In yesterday’s Washington Examiner, COVID-19 crisis communications expert Chris Rosica was asked to comment on Dr. Deborah Birx’s story delivered at the White House’s daily coronavirus briefing.
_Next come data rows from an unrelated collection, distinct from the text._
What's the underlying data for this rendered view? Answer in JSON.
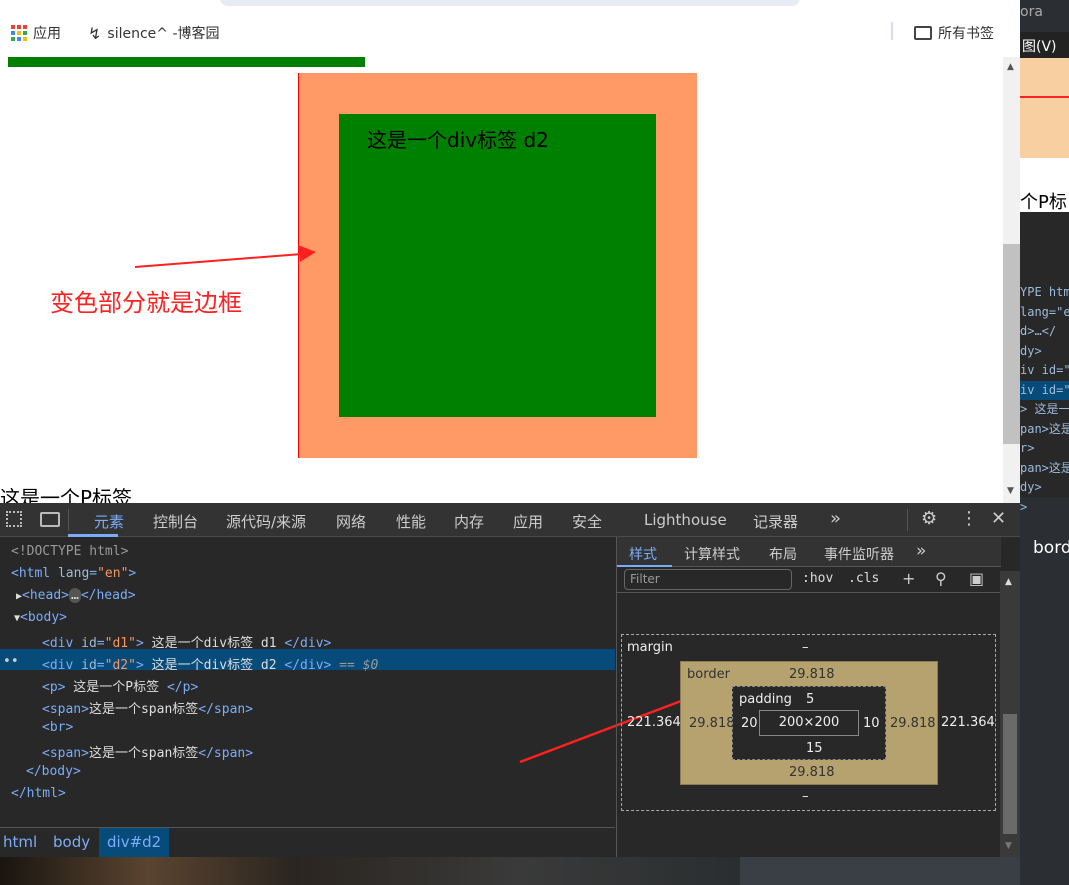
{
  "bookmarks": {
    "apps": "应用",
    "site": "silence^ -博客园",
    "all": "所有书签"
  },
  "right_strip": {
    "t1": "ora",
    "t2": "图(V)",
    "t3": "个P标",
    "t4": "bord",
    "code": [
      "YPE htm",
      "lang=\"e",
      "d>…</",
      "dy>",
      "iv id=\"",
      "iv id=\"",
      "> 这是一",
      "pan>这是",
      "r>",
      "pan>这是",
      "dy>",
      ">"
    ]
  },
  "page": {
    "d2_text": "这是一个div标签 d2",
    "annotation": "变色部分就是边框",
    "p_text": "这是一个P标签",
    "colors": {
      "green": "#008000",
      "border": "#ff9966",
      "red": "#ff2020"
    }
  },
  "devtools": {
    "tabs": [
      "元素",
      "控制台",
      "源代码/来源",
      "网络",
      "性能",
      "内存",
      "应用",
      "安全",
      "Lighthouse",
      "记录器"
    ],
    "more": "»",
    "dom": [
      {
        "p": "<!DOCTYPE html>"
      },
      {
        "open": "<html ",
        "attr": "lang",
        "val": "\"en\"",
        "close": ">"
      },
      {
        "t": "<head>",
        "e": "…",
        "c": "</head>"
      },
      {
        "t": "<body>"
      },
      {
        "open": "<div ",
        "attr": "id",
        "val": "\"d1\"",
        "close": ">",
        "text": " 这是一个div标签 d1 ",
        "end": "</div>"
      },
      {
        "open": "<div ",
        "attr": "id",
        "val": "\"d2\"",
        "close": ">",
        "text": " 这是一个div标签 d2 ",
        "end": "</div>",
        "sel": " == $0"
      },
      {
        "t": "<p>",
        "text": " 这是一个P标签 ",
        "end": "</p>"
      },
      {
        "t": "<span>",
        "text": "这是一个span标签",
        "end": "</span>"
      },
      {
        "t": "<br>"
      },
      {
        "t": "<span>",
        "text": "这是一个span标签",
        "end": "</span>"
      },
      {
        "t": "</body>"
      },
      {
        "t": "</html>"
      }
    ],
    "breadcrumb": [
      "html",
      "body",
      "div#d2"
    ],
    "side_tabs": [
      "样式",
      "计算样式",
      "布局",
      "事件监听器"
    ],
    "filter": "Filter",
    "hov": ":hov",
    ".cls": ".cls",
    "box": {
      "margin_label": "margin",
      "margin_top": "–",
      "margin_bottom": "–",
      "margin_left": "221.364",
      "margin_right": "221.364",
      "border_label": "border",
      "border_top": "29.818",
      "border_bottom": "29.818",
      "border_left": "29.818",
      "border_right": "29.818",
      "padding_label": "padding",
      "padding_top": "5",
      "padding_bottom": "15",
      "padding_left": "20",
      "padding_right": "10",
      "content": "200×200"
    }
  }
}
Dr. Birx shared her grandmother’s heart-wrenching story and a plea not to be the person who introduces the virus to a vulnerable person. According to Washington Examiner reporter Rob Crilly, Dr. Birx said, in reference to the Spanish flu epidemic, that her “grandmother Leah lived with a lifetime of guilt after bringing flu home from school, she said.”  
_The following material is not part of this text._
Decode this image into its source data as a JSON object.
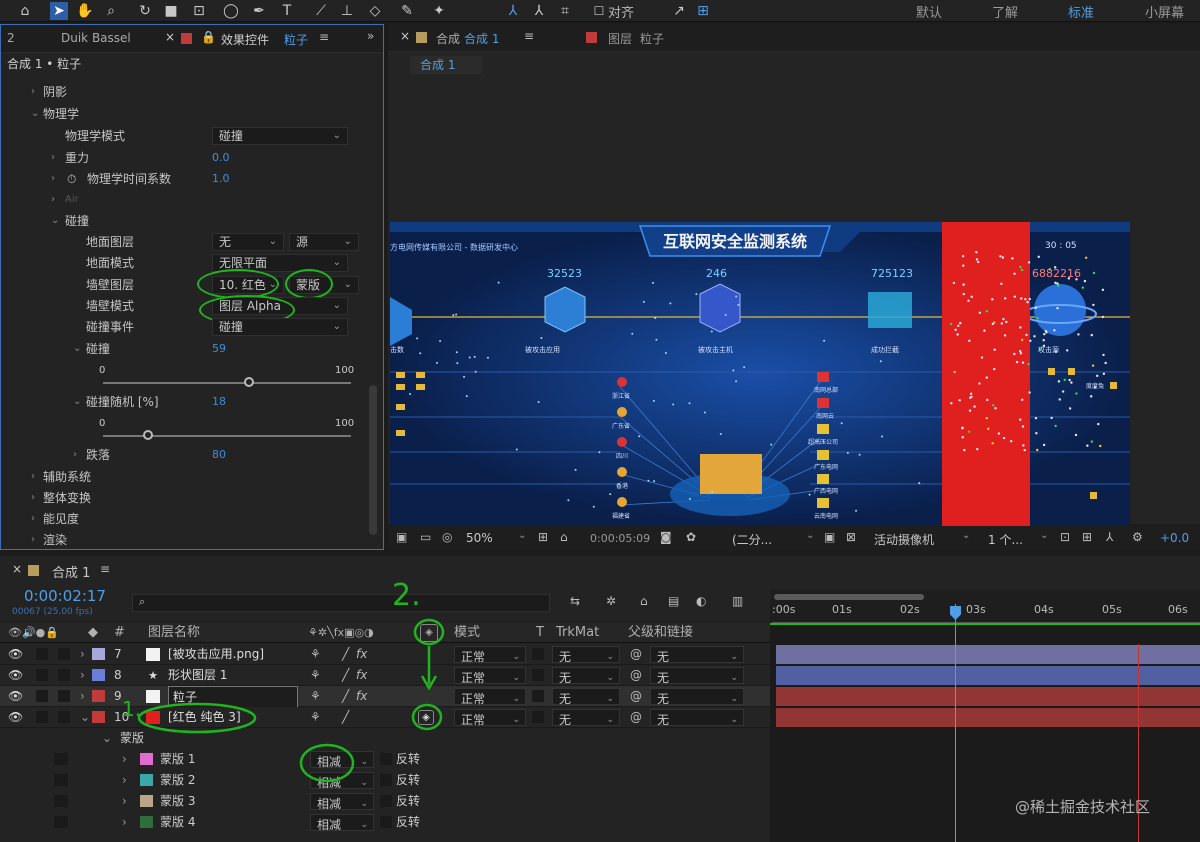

In the article, Crilly states: “Chris Rosica, a crisis communications expert, said storytelling made people tune in, remember the message, and, most importantly, share it. Birx, he said, had a powerful ability to connect with her audience.” Rosica added, “When it comes to storytelling, personal stories are often the most effective ways to communicateThey not only suck people in, but there’s also an emotional element beyond the facts and the science.” 

 

To view the entire story click here https://www.washingtonexaminer.com/news/immunologist-mother-granddaughter-how-dr-deborah-birx-is-humanizing-the-coronavirus-pandemic. 

James Lewis of the National Society of High School Scholars featured on CNBC.com
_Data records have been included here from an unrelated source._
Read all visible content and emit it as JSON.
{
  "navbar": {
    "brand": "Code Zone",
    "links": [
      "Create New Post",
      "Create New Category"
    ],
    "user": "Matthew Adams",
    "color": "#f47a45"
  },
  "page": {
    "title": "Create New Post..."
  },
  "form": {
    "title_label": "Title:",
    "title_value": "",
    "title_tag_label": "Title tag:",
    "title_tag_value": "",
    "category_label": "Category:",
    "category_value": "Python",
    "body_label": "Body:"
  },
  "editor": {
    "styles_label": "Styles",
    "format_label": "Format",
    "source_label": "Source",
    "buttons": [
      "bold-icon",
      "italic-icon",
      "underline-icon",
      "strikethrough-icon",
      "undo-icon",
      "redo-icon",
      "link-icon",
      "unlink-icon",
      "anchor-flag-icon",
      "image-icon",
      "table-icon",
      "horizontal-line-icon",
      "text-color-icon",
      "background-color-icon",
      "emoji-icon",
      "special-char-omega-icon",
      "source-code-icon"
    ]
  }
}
James Lewis, president of the National Society of High School Scholars (NSHSS), was recently featured on CNBC.com on smart ways families can obtain scholarships.

He commented on the various types of scholarship opportunities that exist for athletes, minorities, and students in science, technology, engineering, and math (STEM).

For the complete article, click here.

Employers Turning to Pharmacy Benefit Managers to Fight Employees’ Prescription Drug Abuse

BeneCard PBF President Michael Perry shares how pharmacy benefit managers can be a key ally to reduce wasteful and inappropriate prescription utilization.

More than 10 million people in the United States misused a prescription opioid in 2018, and the opioid epidemic cost the country $179 billion including mortality, health care expenses, lost productivity, criminal justice expenses and assistance. The National Safety Council notes that the annual direct health care costs of individuals who misuse opioids are 8.7 times higher than those who do not.

The opioid epidemic offers an example of a preventable, complex public health and safety issue that has arisen due to a perfect storm of causative factors. Consequently, it requires multiple stakeholders to develop and deliver an effective solution to help lower costs and improve patient health outcomes. These stakeholders include health care providers, pharmacies, drug manufacturers and even employers.

However, the pharmacy benefit manager is one player in the opioid crisis that fills a critical role by employing clinical programs to ensure safe and appropriate utilization of medications. The PBM is a third-party administrator of prescription drug programs and primarily responsible for contracting with pharmacies for network services, negotiating discounts and rebates with drug manufacturers, developing and maintaining the plan’s list of covered drugs (a formulary), and processing and paying prescription drug claims.

PBMs have become an increasingly important part of health benefits since they first entered the market in the 1970s. Today, three pharmacy benefit managers control more than 80 percent of the American market. All are part of massive health care conglomerates that have interests in other aspects of the benefits food chain — from retail pharmacies to medical insurance.

This can create conflicts of interest, as these mega-corporations stand to profit from every stop on a patient’s journey. These conflicts of interest can in turn leave employers and patients vulnerable to increasing health care costs and crises such as the opioid epidemic.

The American public, from the employee to the executive suite and human resources professionals, as well as those who make decisions about employee-sponsored health care, seeks change in today’s profit-driven benefits industry. Here are just a few of the reasons why:

 

Read the rest of the article here.

Expert Crisis Communications Council

Rosica specializes in health-related strategic internal and external corporate communications and media relations. We are helping corporations, public and private schools, universities, and nonprofits with COVID-19 communications preparedness and management.